To prepare third-party organizations to assess DoD contractors for certification, a CMMC accreditation body (CMMC-AB) was formed. This organization, completely separate from the government, is comprised of members of the IT and cybersecurity community. In January 2020, the CMMC-AB was registered as a 501(c)(3) organization within the state of Maryland.
The purpose of the CMMC-AB is to support and implement the intent of CMMC, “which is to both protect critical information and change the culture of the DIB as it relates to cybersecurity,” according to the new CMMC Accreditation Body website.

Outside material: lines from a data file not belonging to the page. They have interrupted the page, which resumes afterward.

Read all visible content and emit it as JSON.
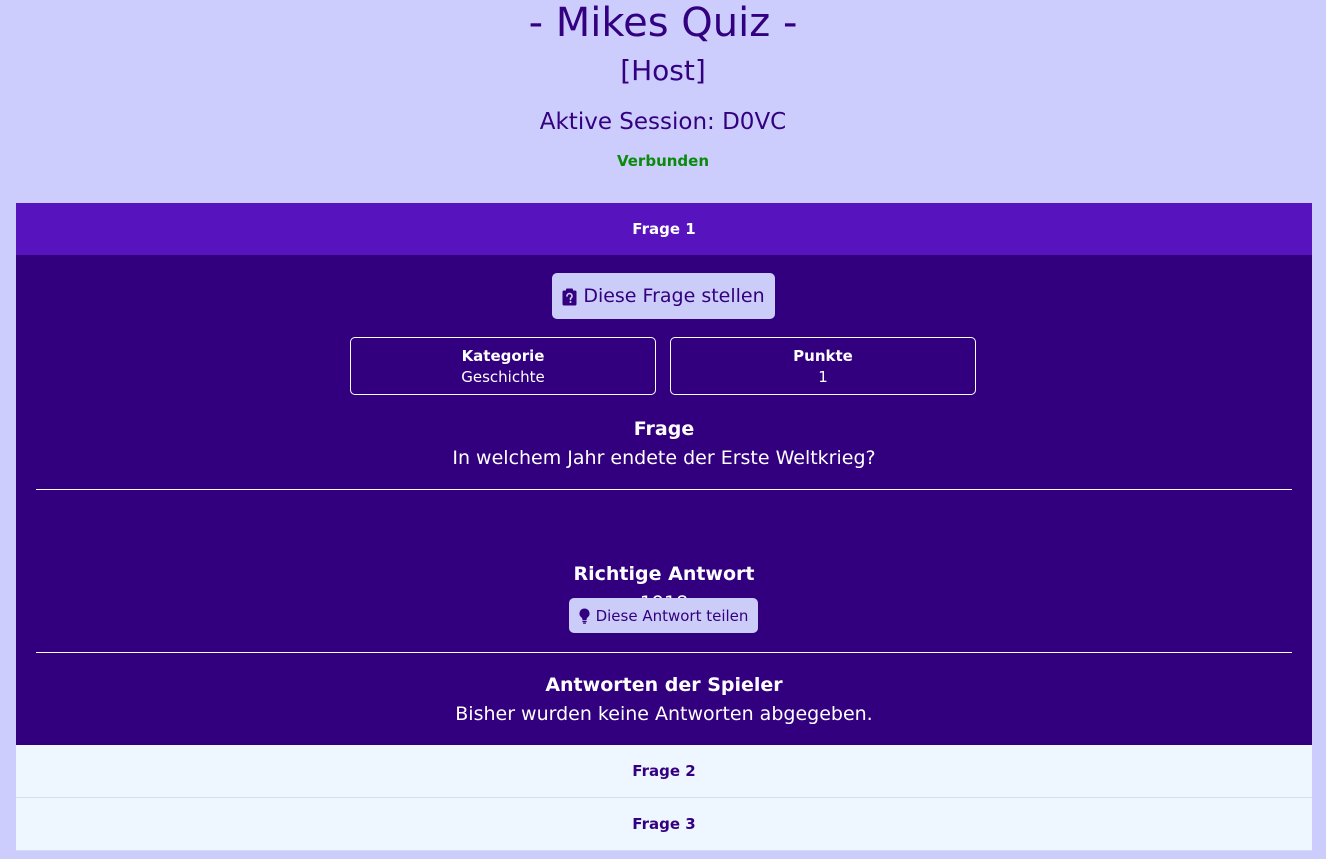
{
  "header": {
    "title": "- Mikes Quiz -",
    "role": "[Host]",
    "session": "Aktive Session: D0VC",
    "status": "Verbunden"
  },
  "colors": {
    "page_bg": "#ccccfd",
    "active_header_bg": "#5613be",
    "body_bg": "#32007f",
    "collapsed_header_bg": "#eef6ff",
    "button_bg": "#ccccf8",
    "status_green": "#0a8a0a",
    "text_dark": "#330080"
  },
  "questions": [
    {
      "header": "Frage 1",
      "expanded": true,
      "ask_button": {
        "label": "Diese Frage stellen",
        "icon": "clipboard-question-icon"
      },
      "category": {
        "label": "Kategorie",
        "value": "Geschichte"
      },
      "points": {
        "label": "Punkte",
        "value": "1"
      },
      "question": {
        "label": "Frage",
        "text": "In welchem Jahr endete der Erste Weltkrieg?"
      },
      "answer": {
        "label": "Richtige Antwort",
        "text": "1918"
      },
      "share_button": {
        "label": "Diese Antwort teilen",
        "icon": "lightbulb-icon"
      },
      "player_answers": {
        "label": "Antworten der Spieler",
        "text": "Bisher wurden keine Antworten abgegeben."
      }
    },
    {
      "header": "Frage 2",
      "expanded": false
    },
    {
      "header": "Frage 3",
      "expanded": false
    }
  ]
}
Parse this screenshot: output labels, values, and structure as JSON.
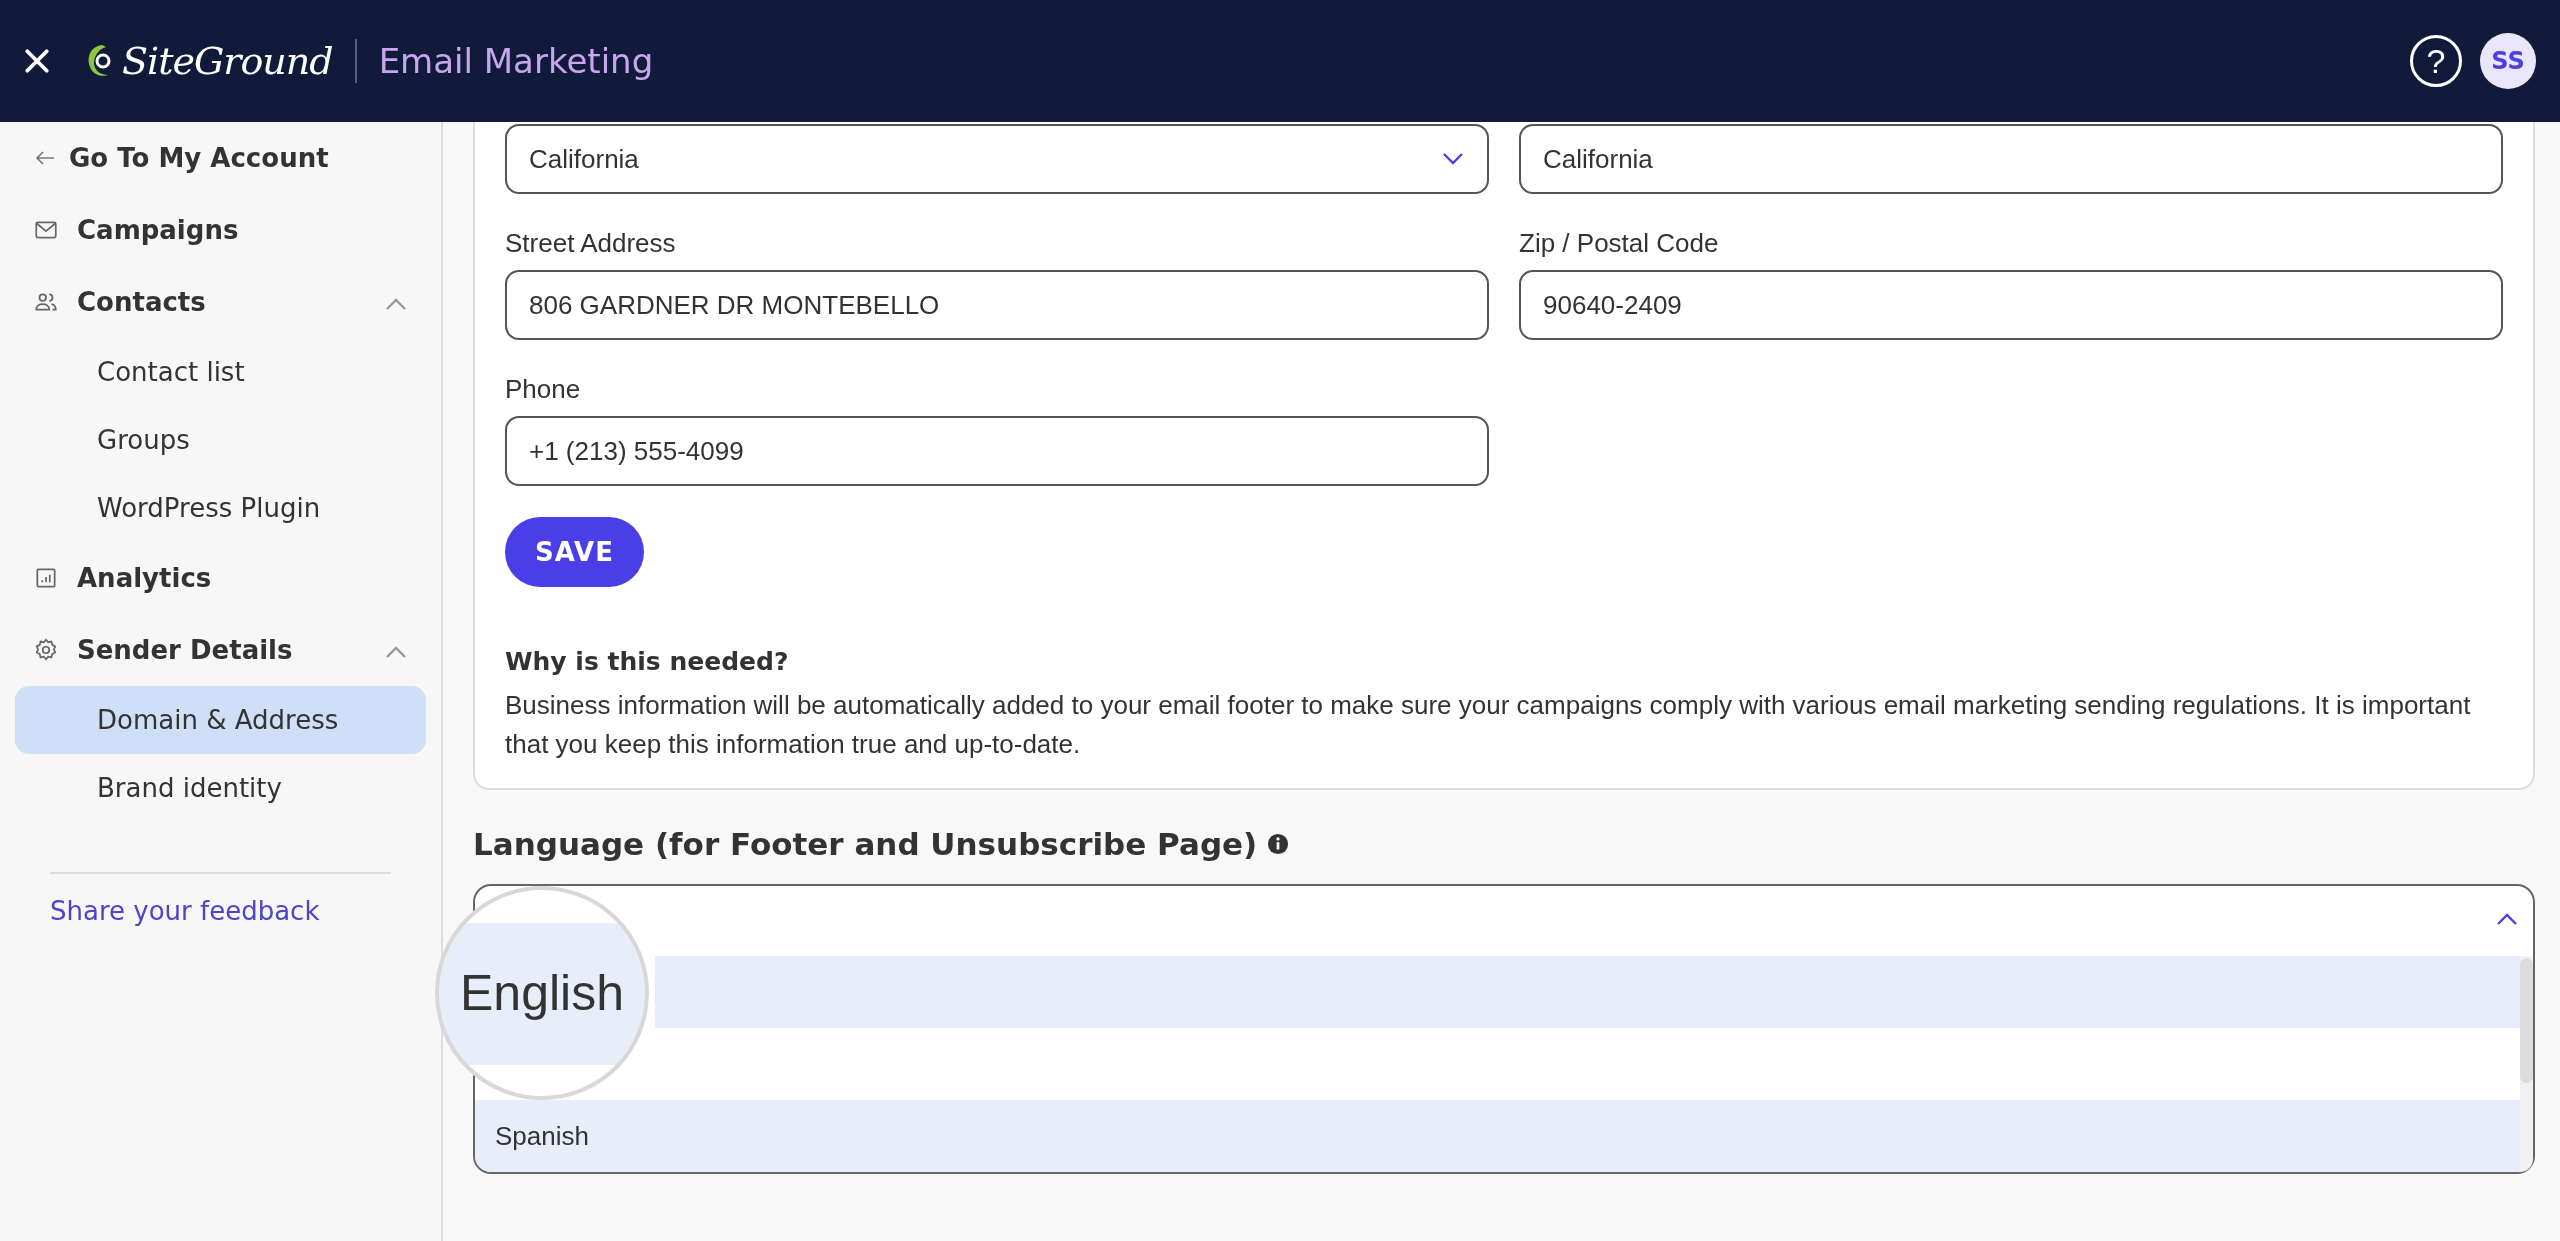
{
  "header": {
    "logo": "SiteGround",
    "product": "Email Marketing",
    "help": "?",
    "avatar": "SS"
  },
  "sidebar": {
    "back": "Go To My Account",
    "items": [
      {
        "label": "Campaigns"
      },
      {
        "label": "Contacts",
        "expanded": true,
        "children": [
          {
            "label": "Contact list",
            "selected": false
          },
          {
            "label": "Groups",
            "selected": false
          },
          {
            "label": "WordPress Plugin",
            "selected": false
          }
        ]
      },
      {
        "label": "Analytics"
      },
      {
        "label": "Sender Details",
        "expanded": true,
        "children": [
          {
            "label": "Domain & Address",
            "selected": true
          },
          {
            "label": "Brand identity",
            "selected": false
          }
        ]
      }
    ],
    "feedback_link": "Share your feedback"
  },
  "form": {
    "fields": [
      {
        "kind": "select",
        "value": "California"
      },
      {
        "kind": "text",
        "value": "California"
      },
      {
        "kind": "text",
        "label": "Street Address",
        "value": "806 GARDNER DR MONTEBELLO"
      },
      {
        "kind": "text",
        "label": "Zip / Postal Code",
        "value": "90640-2409"
      },
      {
        "kind": "text",
        "label": "Phone",
        "value": "+1 (213) 555-4099"
      }
    ],
    "save": "SAVE",
    "note_title": "Why is this needed?",
    "note": "Business information will be automatically added to your email footer to make sure your campaigns comply with various email marketing sending regulations. It is important that you keep this information true and up-to-date."
  },
  "language": {
    "title": "Language (for Footer and Unsubscribe Page)",
    "expanded": true,
    "options": [
      {
        "label": "English",
        "selected": true,
        "magnified": true
      },
      {
        "label": "Spanish",
        "selected": false,
        "hovered": true
      }
    ]
  }
}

The new board will oversee the development of training and credential standards with the assistance of the NIST. While a 15-member CMMC-AB Board of Directors led by Ty Schieber has been announced, training courses and examinations for assessors have yet to be developed. This means despite the looming deadlines being imposed by the Under Secretary of Defense for Acquisition & Sustainment, vendors are not yet able to achieve CMMC certification at any level as assessors have not yet been licensed to conduct assessments and certification for DoD contractors.
Certified Third-Party Assessment Organizations
According to the CMMCAB.org website, “A C3PAO is an organization where certified assessors come together to hone their skills and register their licenses. Each C3PAO must be certified by the CMMC-AB prior to deploying its assessors into the field.”
What’s a Vendor to Do?
When CMMC version 1.0 was released in January, the CMMC-AB announced that achieving compliance with the Defense Federal Acquisition Regulation Supplement (DFARS) was a good place for small businesses to start toward CMMC certification. Based on the fact that the NIST is going to be involved in the development of training and certification for assessors and that NIST SP 800-171 has been the “gold standard” for cybersecurity measures for DoD contracts in the past, Dox Electronics is also recommending businesses look at achieving those standards as well if they haven’t already done so.
Several third-party vendors, including Dox, are now assisting businesses with preparation for CMMC certification by conducting cybersecurity audits to ensure DFARS and NIST 800-171 compliance. Although the CMMC-AB has not yet developed a training program for assessors, the publication of the CMMC standard has enabled prospective assessors to offer their own informal gap assessments against the published standard. Again, no one can become CMMC certified yet, but conducting these gap assessments will prepare hopeful DoD contractors and subcontractors with a starting point. Additionally, Exostar, of which Dox is a partner, has unveiled a risk management tool to help organizations within the DIB that intend to conform to NIST SP 800-171 security controls in preparation for CMMC audits.
By starting the process of achieving DFARS and NIST 800-171 certification now, businesses can get a head start on the competition. Those who begin audits and implementation of these cybersecurity standards will have a competitive edge over other organizations that wait for the CMMC assessors to be licensed.
The Reciprocity Option
In a recent blog by MeriTalk, Arrington said work is being done to provide reciprocity between CMMC and the Federal Risk and Authorization Management Program (FedRAMP) certifications. That means if a vendor has FedRAMP certification, they will also be considered CMMC certified.
“They’ve [FedRAMP Program Management Office] already reached out and they’re working through that reciprocity,” Arrington stated during an April 29 CMMC Unpacking webinar, according to the MeriTalk blog. “You, as a taxpayer, paid for FedRAMP. I don’t want you to pay again.”
The same blog reported that Arrington has requested the CMMC-AB give reciprocity to any vendor that has the authority to operate with the Federal government through a third-party certification system such as FedRAMP. The condition to the reciprocity is that vendors will have to close their Plan of Actions and Milestones (POA&Ms) and adjudicate them to close gaps in a way the CMMC-AB is “comfortable with.”